▶ **About this exercise**
Lines in the entries below where the word "title" shows up should each be copied.

Web page and app entries
* * * *

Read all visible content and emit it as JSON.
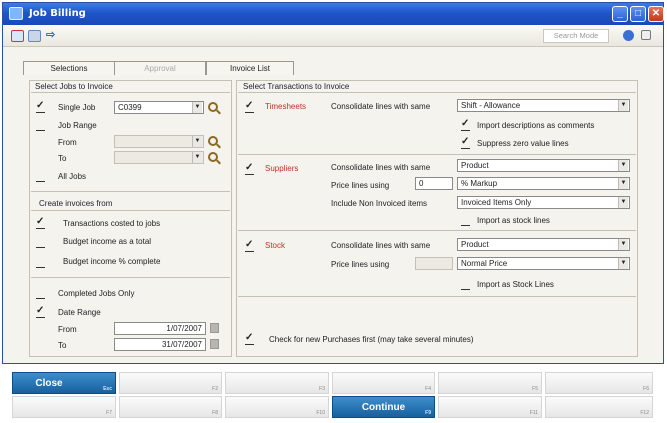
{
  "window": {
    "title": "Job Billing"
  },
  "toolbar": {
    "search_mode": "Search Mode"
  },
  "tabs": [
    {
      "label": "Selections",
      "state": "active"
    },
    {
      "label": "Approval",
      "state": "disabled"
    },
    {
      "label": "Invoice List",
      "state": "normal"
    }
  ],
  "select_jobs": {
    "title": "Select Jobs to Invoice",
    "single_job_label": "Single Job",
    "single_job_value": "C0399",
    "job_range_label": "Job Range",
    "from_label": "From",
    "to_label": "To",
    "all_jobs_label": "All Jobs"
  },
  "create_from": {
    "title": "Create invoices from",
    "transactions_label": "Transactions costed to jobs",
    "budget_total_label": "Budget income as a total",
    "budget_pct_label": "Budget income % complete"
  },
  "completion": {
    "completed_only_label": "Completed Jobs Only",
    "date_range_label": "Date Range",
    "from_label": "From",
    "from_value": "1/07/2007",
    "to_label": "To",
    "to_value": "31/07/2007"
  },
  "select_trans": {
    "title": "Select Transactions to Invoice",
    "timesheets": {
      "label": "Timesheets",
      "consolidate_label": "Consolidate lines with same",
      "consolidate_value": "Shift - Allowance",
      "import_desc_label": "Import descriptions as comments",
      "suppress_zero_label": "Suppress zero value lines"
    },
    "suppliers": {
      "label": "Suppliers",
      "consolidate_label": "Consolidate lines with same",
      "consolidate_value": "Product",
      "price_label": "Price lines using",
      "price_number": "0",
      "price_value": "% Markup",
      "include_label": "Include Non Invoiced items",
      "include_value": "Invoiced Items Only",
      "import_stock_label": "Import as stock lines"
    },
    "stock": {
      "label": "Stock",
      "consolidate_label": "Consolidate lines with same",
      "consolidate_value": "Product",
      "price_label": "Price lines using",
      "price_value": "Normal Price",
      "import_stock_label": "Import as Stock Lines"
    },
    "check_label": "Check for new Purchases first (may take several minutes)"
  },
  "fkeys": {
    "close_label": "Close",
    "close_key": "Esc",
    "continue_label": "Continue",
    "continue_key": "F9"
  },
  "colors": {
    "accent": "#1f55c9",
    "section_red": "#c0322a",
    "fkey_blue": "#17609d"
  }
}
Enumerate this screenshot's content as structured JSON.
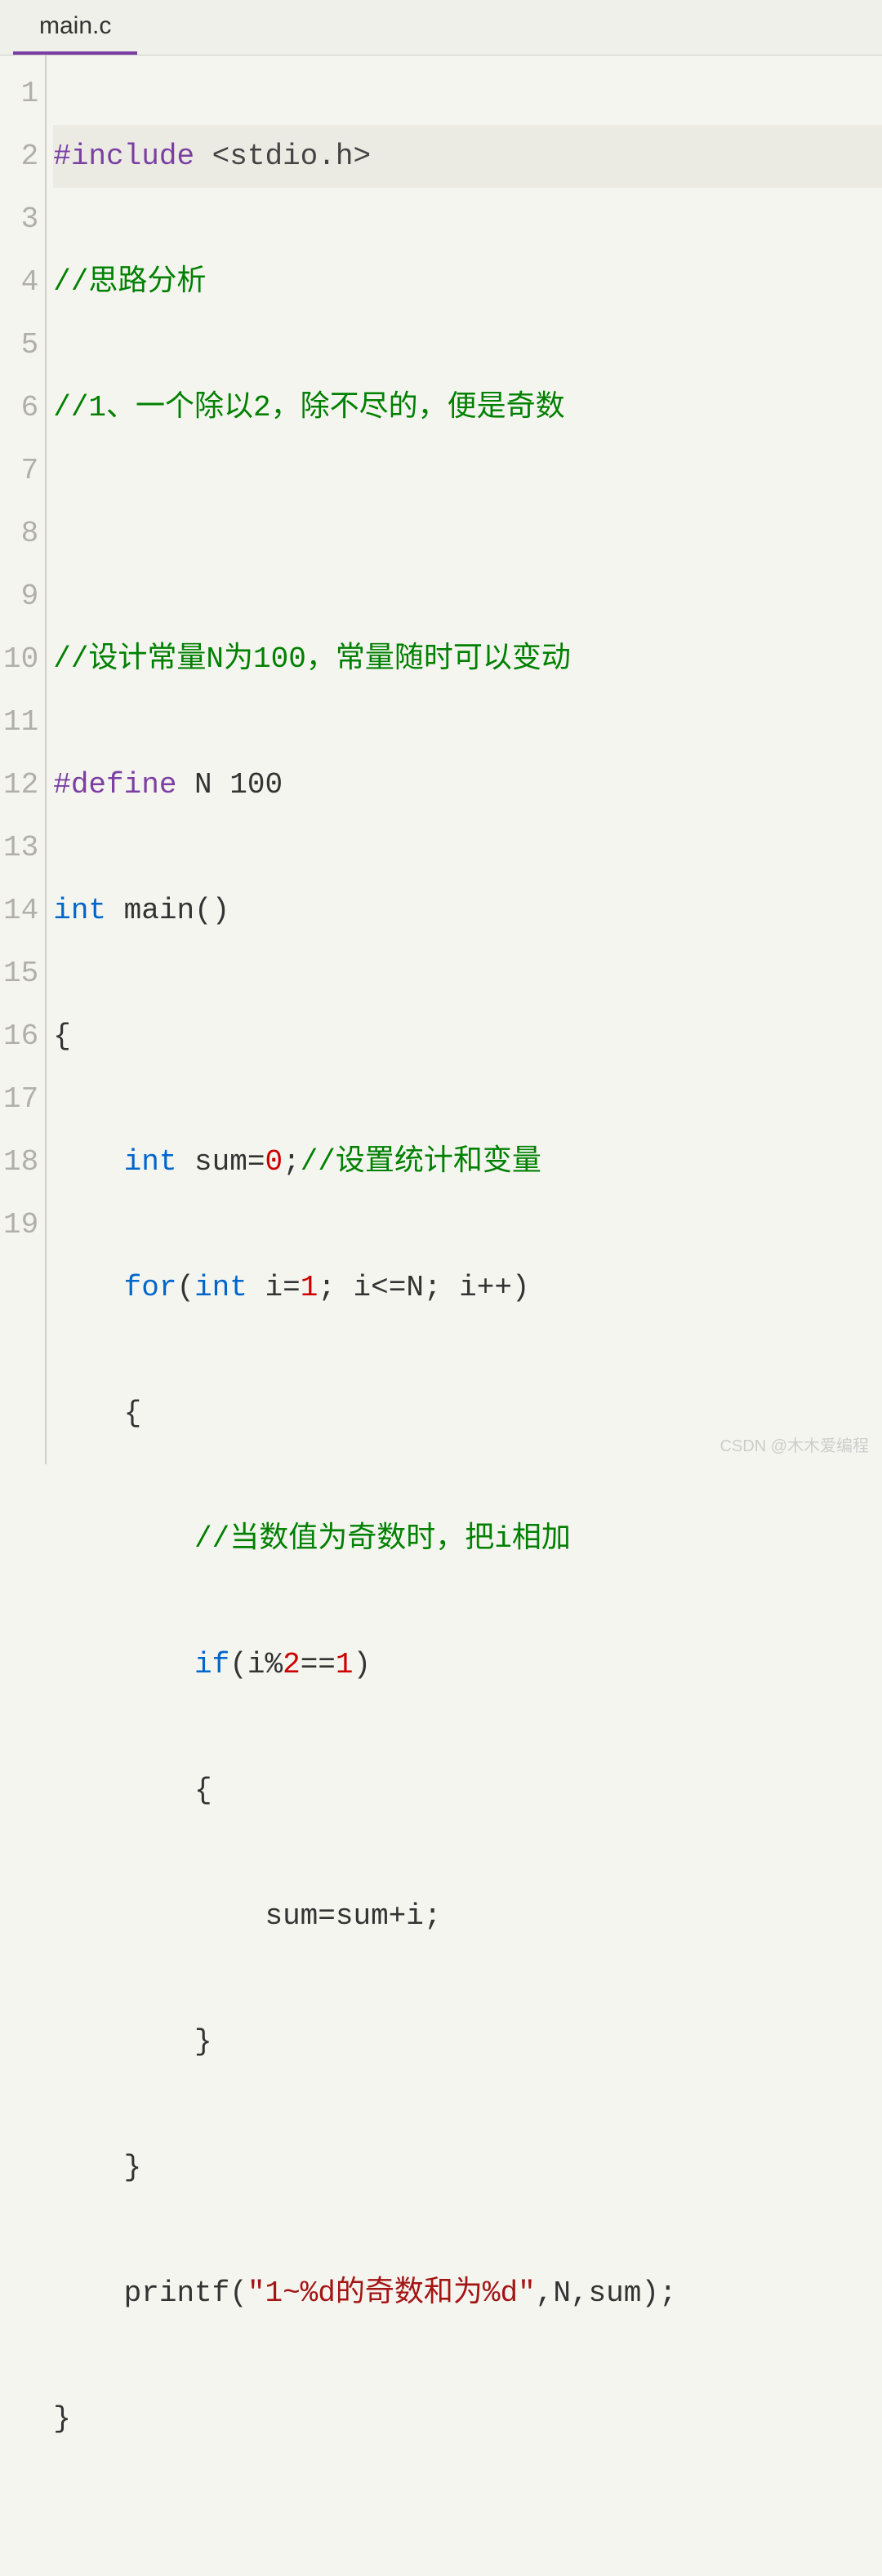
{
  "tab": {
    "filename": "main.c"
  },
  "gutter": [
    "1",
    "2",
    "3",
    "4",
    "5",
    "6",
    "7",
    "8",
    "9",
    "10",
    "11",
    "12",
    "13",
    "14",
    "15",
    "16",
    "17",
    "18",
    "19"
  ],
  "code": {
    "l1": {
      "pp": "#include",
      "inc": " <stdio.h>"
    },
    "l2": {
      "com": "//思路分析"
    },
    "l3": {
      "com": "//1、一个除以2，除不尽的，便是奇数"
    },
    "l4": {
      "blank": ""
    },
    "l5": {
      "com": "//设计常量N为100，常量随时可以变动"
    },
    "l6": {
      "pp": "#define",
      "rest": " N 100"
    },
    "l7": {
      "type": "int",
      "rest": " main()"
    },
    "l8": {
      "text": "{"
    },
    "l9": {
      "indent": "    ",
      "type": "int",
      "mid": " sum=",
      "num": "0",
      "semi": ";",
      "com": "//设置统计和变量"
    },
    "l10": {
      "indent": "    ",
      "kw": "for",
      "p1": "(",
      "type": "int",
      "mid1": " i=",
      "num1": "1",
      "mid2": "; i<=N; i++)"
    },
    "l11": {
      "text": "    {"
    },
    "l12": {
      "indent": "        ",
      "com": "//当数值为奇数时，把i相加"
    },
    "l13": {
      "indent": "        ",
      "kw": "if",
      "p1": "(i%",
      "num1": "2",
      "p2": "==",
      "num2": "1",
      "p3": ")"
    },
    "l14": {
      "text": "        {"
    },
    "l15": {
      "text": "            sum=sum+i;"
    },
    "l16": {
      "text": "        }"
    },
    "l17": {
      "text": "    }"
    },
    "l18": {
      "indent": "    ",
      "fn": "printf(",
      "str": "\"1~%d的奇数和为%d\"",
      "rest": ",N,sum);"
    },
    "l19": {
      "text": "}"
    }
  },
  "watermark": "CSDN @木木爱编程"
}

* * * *

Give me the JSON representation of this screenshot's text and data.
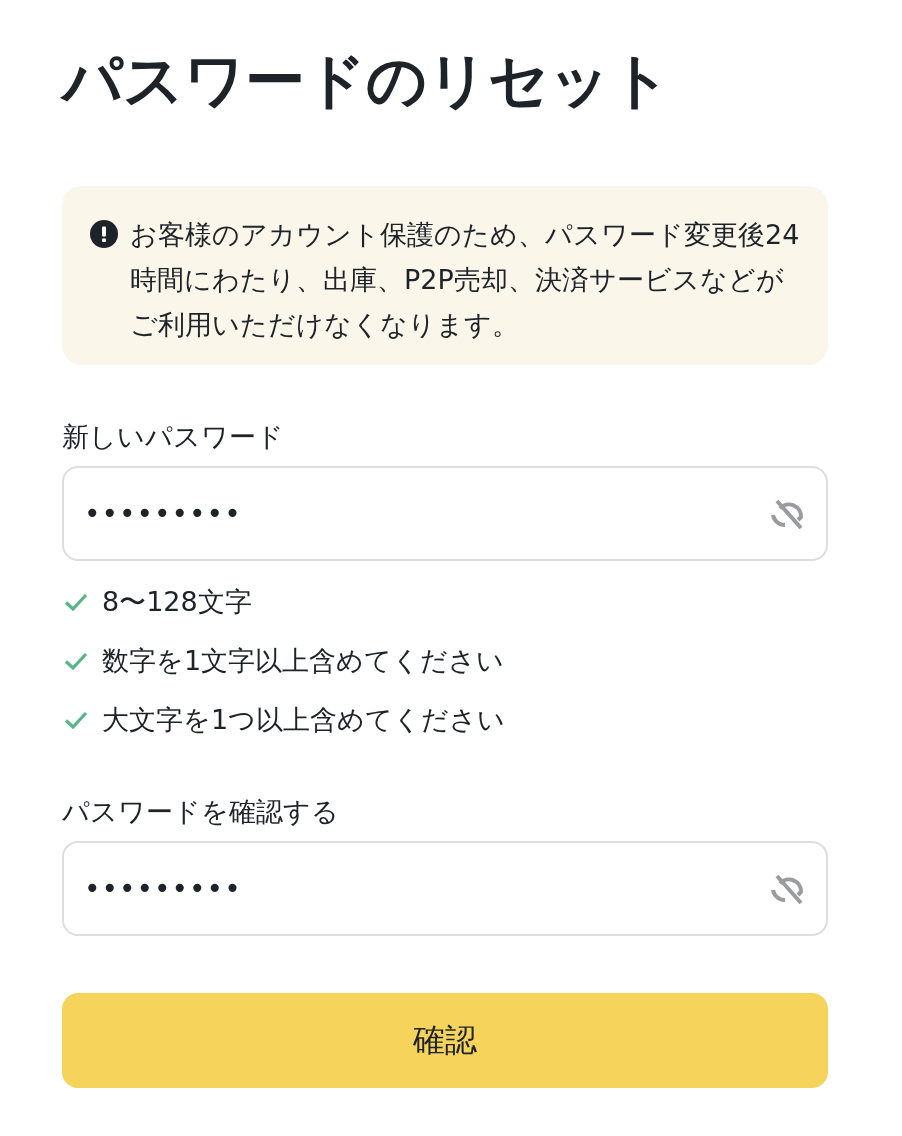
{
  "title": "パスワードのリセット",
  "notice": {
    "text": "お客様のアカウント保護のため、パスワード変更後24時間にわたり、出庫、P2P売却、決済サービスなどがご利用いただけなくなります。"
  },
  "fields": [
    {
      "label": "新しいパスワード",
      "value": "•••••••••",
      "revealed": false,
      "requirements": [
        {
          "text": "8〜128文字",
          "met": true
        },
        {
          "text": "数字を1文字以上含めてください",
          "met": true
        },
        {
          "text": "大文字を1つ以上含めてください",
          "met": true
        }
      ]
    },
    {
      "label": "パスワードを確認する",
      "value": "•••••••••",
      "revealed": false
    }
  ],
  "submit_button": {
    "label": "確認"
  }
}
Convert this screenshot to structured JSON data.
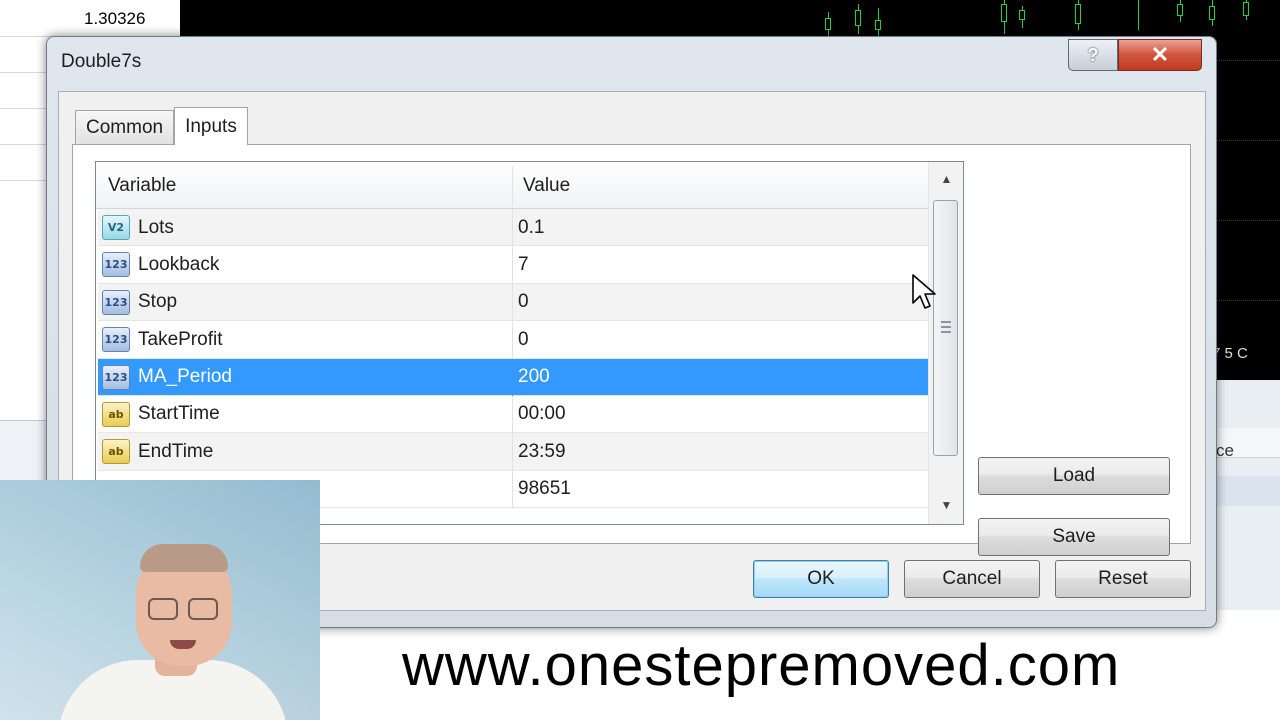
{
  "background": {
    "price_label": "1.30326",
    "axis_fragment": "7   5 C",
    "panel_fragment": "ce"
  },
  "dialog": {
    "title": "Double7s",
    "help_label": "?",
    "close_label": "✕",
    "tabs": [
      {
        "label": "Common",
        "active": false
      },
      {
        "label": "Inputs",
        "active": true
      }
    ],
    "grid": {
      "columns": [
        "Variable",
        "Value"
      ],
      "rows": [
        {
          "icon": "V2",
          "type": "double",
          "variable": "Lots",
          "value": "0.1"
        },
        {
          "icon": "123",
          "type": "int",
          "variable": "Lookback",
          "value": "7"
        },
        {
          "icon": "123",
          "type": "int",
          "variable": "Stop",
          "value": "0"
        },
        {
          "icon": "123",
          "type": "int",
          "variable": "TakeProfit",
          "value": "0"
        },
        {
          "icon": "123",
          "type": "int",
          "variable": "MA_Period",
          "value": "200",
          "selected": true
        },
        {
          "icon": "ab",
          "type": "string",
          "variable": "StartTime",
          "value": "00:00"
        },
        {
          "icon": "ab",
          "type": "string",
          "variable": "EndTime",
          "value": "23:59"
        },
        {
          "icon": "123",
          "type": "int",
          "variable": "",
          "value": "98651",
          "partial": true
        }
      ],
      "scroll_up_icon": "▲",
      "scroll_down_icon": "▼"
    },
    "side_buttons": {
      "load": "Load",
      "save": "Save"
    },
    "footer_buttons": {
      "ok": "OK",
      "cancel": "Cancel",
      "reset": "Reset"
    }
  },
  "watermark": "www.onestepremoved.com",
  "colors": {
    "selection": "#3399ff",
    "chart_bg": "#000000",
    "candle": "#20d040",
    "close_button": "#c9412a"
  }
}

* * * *

▶ **Answer to this problem**
    "title": "Job Billing"
    "title": "Select Jobs to Invoice",
    "title": "Create invoices from",
    "title": "Select Transactions to Invoice",
  "title": "パスワードのリセット",
    "title": "Double7s",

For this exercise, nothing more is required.